So the threat by John Bolton of more sanctions on Iran is more of a bravado. Other than the already existing sanctions on Iranian crude exports, shipping industry and banking, what other sanctions could he be taking about.
Granting sanction waivers to China, Russia and India is a textbook demonstration of ego satisfaction and also self-delusion by an indispensable superpower whose indispensability is eroding fast.
Of course, it doesn’t help US ego that the whole sanction regime is at the mercy of China. China has the power to nullify US sanctions against Iran anytime by buying the entire Iranian crude oil exports estimated at 2.2 million barrels a day (mbd) and paying for them in petro-yuan. China will do exactly that if there was no breakthrough ending the trade war between them during the forthcoming meeting in November between President Trump and Chinese President Xi Jingping.

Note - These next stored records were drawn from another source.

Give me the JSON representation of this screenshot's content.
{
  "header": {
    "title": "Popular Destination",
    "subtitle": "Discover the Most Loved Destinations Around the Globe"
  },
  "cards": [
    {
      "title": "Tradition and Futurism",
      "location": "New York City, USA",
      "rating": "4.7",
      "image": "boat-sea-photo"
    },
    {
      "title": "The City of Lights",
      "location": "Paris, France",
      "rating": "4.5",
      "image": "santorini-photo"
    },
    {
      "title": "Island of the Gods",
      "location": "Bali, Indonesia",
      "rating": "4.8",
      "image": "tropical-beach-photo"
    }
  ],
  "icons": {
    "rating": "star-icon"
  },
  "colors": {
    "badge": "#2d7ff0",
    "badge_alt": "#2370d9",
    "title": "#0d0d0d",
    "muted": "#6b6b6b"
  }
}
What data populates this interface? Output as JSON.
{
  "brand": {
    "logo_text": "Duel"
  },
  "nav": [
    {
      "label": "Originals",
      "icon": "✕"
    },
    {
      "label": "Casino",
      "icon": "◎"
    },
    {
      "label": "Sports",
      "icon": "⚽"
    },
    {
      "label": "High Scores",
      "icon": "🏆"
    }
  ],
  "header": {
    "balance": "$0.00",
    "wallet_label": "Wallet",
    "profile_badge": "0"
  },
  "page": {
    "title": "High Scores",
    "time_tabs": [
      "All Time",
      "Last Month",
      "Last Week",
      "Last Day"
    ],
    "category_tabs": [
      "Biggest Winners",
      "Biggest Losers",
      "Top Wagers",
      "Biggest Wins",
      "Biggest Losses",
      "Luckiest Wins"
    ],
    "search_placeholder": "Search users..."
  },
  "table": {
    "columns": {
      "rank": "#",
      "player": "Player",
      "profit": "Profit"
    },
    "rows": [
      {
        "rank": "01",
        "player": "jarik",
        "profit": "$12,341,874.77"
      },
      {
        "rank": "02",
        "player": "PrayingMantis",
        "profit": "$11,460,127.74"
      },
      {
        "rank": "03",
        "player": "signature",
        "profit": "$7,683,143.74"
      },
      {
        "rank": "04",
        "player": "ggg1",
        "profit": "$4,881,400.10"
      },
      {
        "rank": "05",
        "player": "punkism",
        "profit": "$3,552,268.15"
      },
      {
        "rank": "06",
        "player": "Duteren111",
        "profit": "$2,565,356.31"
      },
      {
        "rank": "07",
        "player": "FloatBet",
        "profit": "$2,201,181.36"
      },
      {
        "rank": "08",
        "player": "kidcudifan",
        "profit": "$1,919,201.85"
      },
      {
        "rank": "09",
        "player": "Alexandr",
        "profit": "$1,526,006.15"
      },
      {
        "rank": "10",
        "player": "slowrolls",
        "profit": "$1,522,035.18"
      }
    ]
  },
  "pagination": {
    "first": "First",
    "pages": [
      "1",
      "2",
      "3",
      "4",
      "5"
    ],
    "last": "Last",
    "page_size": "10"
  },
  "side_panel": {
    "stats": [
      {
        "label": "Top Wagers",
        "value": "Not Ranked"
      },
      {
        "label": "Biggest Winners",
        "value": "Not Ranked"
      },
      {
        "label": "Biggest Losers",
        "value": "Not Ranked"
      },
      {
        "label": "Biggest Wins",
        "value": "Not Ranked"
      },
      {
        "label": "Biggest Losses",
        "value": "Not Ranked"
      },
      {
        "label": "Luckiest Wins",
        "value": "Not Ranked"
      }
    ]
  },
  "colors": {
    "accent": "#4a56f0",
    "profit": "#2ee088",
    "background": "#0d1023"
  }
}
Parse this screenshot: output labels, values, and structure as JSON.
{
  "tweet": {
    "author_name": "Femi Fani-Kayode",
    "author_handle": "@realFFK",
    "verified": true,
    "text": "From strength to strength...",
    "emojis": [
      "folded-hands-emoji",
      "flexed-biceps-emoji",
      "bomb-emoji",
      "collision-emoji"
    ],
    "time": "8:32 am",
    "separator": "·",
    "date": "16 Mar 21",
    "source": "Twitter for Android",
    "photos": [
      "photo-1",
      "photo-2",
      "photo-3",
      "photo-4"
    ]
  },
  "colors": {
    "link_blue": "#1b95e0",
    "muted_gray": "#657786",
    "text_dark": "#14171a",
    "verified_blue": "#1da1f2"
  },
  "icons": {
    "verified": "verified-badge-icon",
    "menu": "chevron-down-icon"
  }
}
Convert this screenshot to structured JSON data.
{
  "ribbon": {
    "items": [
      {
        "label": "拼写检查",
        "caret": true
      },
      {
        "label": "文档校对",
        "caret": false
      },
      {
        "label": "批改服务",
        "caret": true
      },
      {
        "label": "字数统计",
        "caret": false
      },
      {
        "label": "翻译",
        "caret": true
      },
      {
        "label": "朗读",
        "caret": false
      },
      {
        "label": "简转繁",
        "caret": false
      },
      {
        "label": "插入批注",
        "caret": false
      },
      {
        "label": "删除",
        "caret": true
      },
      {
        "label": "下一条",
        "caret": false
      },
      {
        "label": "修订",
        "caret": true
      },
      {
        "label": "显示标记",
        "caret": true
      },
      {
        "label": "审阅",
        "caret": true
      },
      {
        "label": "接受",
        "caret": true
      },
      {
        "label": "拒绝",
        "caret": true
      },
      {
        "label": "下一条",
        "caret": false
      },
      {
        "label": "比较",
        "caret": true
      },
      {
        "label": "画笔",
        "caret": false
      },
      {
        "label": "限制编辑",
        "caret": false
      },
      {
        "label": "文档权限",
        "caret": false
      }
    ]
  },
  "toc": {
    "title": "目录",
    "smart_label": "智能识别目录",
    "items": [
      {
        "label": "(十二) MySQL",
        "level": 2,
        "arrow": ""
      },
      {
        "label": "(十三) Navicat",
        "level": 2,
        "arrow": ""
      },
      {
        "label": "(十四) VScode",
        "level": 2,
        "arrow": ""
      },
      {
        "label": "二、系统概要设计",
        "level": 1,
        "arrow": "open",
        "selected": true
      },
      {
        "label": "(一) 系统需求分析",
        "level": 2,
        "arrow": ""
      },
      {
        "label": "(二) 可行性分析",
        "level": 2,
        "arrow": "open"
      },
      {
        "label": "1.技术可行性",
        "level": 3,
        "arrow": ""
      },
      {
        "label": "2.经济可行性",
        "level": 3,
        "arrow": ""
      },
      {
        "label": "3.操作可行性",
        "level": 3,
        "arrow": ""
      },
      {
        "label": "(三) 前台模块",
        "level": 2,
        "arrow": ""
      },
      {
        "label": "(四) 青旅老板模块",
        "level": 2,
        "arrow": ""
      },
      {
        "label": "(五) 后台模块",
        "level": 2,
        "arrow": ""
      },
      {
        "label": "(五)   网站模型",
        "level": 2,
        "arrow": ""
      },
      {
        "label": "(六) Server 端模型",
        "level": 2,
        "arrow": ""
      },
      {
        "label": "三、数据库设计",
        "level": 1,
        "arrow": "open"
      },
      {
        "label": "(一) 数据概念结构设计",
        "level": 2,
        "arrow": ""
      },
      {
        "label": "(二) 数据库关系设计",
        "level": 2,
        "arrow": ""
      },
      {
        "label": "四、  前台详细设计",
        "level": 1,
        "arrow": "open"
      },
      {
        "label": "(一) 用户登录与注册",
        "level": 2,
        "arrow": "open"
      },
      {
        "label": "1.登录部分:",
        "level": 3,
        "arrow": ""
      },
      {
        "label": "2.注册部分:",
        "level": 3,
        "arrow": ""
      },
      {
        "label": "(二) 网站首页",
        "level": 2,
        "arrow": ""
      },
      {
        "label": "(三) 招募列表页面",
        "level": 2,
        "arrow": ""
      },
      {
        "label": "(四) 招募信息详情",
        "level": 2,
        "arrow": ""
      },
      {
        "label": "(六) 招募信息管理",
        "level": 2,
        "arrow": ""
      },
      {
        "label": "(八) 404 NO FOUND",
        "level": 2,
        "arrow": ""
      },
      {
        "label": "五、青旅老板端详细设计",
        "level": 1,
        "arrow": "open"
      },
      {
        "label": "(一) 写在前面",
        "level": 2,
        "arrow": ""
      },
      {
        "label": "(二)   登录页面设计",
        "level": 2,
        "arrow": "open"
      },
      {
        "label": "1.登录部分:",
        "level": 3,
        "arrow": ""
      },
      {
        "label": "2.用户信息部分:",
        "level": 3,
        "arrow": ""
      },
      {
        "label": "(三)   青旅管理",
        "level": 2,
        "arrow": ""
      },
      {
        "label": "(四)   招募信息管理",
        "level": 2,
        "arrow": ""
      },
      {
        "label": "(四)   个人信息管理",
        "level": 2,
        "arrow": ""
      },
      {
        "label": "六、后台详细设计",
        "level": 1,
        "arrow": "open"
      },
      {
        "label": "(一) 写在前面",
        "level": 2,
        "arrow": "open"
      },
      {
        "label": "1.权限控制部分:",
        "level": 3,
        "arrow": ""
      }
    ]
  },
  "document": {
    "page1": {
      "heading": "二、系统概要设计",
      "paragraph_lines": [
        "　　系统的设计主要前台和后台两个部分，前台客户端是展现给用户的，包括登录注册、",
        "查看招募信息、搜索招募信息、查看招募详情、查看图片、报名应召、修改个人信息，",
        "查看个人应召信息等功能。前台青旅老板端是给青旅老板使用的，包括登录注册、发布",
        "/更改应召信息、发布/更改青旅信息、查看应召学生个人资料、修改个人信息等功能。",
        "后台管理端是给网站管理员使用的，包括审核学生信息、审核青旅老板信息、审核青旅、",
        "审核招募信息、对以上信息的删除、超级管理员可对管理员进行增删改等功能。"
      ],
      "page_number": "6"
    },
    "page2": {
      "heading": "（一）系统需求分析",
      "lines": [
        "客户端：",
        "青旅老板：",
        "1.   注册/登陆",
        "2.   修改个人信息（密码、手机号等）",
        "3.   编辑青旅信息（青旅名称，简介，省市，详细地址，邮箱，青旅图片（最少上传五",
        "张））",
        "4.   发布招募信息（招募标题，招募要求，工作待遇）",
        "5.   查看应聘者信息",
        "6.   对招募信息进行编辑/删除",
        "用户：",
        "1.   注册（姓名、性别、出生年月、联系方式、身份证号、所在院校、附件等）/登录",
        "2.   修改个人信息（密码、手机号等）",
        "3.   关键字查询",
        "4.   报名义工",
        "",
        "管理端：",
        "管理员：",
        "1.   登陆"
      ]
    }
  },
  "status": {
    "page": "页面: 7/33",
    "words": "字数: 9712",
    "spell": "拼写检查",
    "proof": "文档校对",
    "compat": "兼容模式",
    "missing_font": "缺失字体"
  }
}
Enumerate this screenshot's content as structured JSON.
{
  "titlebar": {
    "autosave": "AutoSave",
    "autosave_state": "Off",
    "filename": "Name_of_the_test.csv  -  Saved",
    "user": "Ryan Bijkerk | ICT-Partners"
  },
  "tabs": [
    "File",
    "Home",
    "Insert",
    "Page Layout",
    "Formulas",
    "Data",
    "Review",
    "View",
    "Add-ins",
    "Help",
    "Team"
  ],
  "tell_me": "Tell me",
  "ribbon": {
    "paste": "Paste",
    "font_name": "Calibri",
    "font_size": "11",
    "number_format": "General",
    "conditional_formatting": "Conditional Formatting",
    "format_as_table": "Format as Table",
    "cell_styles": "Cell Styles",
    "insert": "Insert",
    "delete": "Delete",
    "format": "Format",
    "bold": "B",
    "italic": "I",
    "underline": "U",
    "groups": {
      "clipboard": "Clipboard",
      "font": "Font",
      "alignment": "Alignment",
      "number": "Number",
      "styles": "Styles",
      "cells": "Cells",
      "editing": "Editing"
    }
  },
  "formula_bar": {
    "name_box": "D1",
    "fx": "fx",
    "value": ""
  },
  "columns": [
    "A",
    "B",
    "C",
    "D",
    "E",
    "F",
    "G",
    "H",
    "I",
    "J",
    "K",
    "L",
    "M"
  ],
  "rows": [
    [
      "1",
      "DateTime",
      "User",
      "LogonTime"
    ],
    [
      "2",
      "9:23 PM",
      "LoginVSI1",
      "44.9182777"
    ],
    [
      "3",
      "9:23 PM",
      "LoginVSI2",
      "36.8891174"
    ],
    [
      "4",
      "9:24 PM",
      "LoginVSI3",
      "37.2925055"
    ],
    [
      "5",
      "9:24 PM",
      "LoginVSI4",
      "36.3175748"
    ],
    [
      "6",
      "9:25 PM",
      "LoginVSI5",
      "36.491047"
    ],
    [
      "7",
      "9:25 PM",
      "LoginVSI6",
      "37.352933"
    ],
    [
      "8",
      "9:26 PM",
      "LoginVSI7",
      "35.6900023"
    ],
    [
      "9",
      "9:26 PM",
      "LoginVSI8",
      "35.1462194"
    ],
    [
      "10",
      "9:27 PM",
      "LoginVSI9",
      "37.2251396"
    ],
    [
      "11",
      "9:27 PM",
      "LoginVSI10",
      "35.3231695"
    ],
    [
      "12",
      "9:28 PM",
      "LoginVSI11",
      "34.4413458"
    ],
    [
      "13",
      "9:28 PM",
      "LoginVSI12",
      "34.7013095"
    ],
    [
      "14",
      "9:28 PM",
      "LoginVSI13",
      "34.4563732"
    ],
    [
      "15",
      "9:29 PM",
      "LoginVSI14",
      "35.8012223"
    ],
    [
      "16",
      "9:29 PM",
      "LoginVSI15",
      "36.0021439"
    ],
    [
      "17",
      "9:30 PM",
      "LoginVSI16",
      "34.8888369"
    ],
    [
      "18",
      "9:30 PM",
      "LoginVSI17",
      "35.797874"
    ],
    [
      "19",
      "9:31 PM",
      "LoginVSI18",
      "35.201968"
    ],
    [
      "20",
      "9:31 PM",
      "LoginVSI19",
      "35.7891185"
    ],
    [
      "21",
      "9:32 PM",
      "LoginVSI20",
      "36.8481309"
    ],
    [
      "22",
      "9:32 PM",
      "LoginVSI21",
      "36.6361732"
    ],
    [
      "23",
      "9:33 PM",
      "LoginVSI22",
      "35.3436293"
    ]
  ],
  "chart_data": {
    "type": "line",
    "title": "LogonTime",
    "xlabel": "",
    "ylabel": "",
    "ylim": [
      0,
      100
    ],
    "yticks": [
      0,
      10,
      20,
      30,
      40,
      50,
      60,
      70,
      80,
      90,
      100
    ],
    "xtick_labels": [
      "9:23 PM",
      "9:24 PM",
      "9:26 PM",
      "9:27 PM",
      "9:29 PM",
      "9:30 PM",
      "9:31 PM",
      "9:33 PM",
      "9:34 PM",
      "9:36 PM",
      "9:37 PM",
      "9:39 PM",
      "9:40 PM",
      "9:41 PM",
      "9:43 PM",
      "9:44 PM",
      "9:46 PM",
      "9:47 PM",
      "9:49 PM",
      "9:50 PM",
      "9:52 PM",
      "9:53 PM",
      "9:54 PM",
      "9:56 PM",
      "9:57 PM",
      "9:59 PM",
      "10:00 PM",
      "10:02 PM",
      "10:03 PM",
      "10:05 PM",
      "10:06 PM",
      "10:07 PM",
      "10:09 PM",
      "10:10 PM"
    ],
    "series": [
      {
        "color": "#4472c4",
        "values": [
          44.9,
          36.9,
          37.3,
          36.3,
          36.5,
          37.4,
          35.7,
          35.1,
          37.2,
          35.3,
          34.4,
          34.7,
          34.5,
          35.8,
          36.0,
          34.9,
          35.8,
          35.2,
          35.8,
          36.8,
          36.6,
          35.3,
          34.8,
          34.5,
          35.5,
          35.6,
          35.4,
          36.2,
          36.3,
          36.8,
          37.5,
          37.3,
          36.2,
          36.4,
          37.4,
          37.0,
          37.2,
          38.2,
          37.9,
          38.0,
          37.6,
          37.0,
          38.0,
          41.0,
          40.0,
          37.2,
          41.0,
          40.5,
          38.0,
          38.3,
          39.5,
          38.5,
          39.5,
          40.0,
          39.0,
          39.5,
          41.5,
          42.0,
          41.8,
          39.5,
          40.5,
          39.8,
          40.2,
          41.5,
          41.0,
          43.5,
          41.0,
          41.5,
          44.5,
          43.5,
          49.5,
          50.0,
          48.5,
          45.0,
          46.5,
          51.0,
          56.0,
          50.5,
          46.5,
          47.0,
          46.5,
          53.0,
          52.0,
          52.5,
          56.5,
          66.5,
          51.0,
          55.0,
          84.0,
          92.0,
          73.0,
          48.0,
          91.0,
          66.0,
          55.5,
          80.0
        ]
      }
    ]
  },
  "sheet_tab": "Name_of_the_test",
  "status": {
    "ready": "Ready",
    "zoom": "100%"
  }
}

Nor will it help that Russia’s oil minister said plainly that Russia will continue to buy Iranian crude and will also help Tehran sell it abroad. Furthermore, the United States’ closest ally, the European Union (EU) made it clear that it will not comply with US sanctions and is devising a mechanism for continuing trade with Iran and avoiding US sanctions.
Dr Mamdouh G Salameh
International Oil Economist
Visiting Professor of Energy Economics at ESCP Europe Business School, London
With the accelerated production of crude oil in US ,Then Iranian supreme leader Ali Khamenei and Rouhani should tighten their belts because it may happen soon.
I mean US can zero iranian oil exports !
Dramatic change in foreign policy needed in Iran , first of all Acknowlediging Israel goverment by Iran .
Both of the countries are the members of UN , And ridiculous that want to destroy each other !